## TASK DIRECTIONS
Retype each line below precisely and omit all images.
↓↓↓
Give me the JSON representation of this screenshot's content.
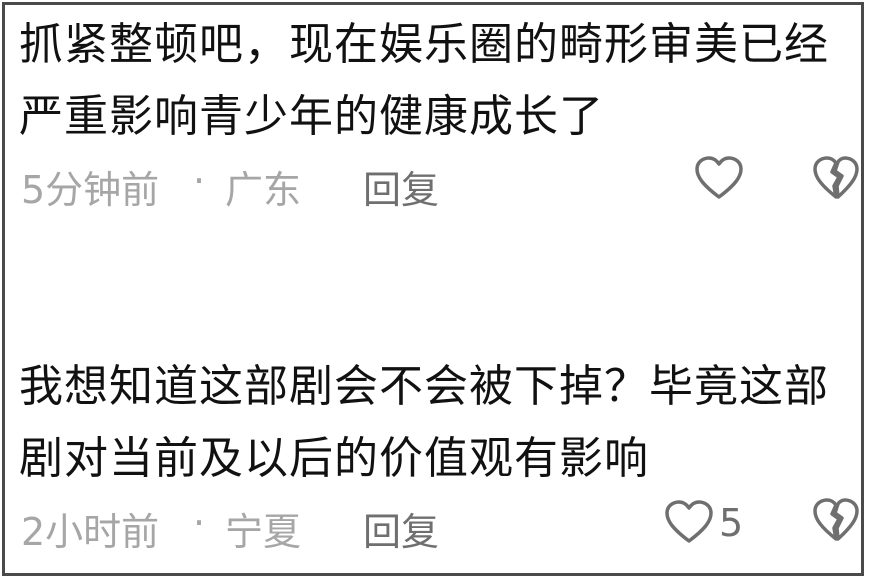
{
  "comments": [
    {
      "text": "抓紧整顿吧，现在娱乐圈的畸形审美已经严重影响青少年的健康成长了",
      "time": "5分钟前",
      "separator": "·",
      "location": "广东",
      "reply_label": "回复",
      "like_icon": "heart-outline-icon",
      "dislike_icon": "broken-heart-icon"
    },
    {
      "text": "我想知道这部剧会不会被下掉？毕竟这部剧对当前及以后的价值观有影响",
      "time": "2小时前",
      "separator": "·",
      "location": "宁夏",
      "reply_label": "回复",
      "like_count": "5",
      "like_icon": "heart-outline-icon",
      "dislike_icon": "broken-heart-icon"
    }
  ],
  "colors": {
    "text": "#111111",
    "meta": "#a6a6a6",
    "action": "#6f6f6f",
    "border": "#4a4a4a"
  }
}
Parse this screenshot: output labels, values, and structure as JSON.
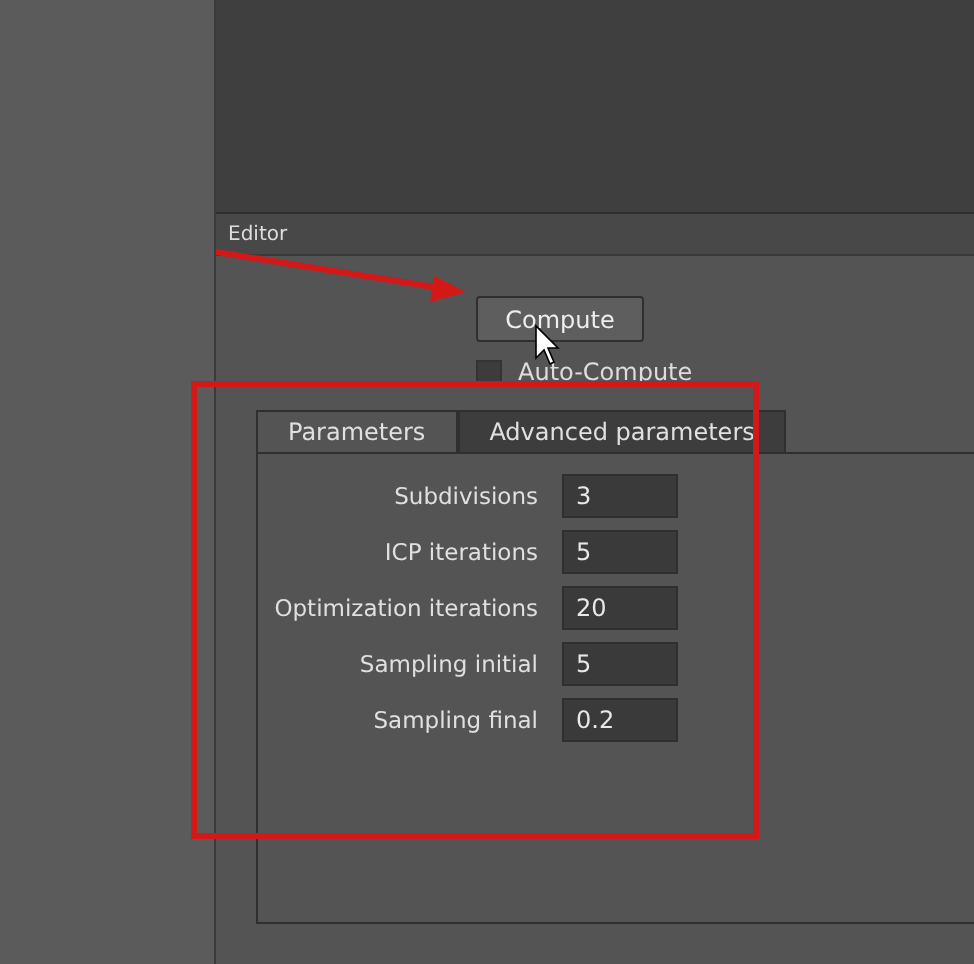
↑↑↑
## ANSWER BOX
Give me the JSON representation of this screenshot's content.
{
  "comments": [
    {
      "text": "抓紧整顿吧，现在娱乐圈的畸形审美已经严重影响青少年的健康成长了",
      "time": "5分钟前",
      "separator": "·",
      "location": "广东",
      "reply_label": "回复",
      "like_icon": "heart-outline-icon",
      "dislike_icon": "broken-heart-icon"
    },
    {
      "text": "我想知道这部剧会不会被下掉？毕竟这部剧对当前及以后的价值观有影响",
      "time": "2小时前",
      "separator": "·",
      "location": "宁夏",
      "reply_label": "回复",
      "like_count": "5",
      "like_icon": "heart-outline-icon",
      "dislike_icon": "broken-heart-icon"
    }
  ],
  "colors": {
    "text": "#111111",
    "meta": "#a6a6a6",
    "action": "#6f6f6f",
    "border": "#4a4a4a"
  }
}
Parse this screenshot: output labels, values, and structure as JSON.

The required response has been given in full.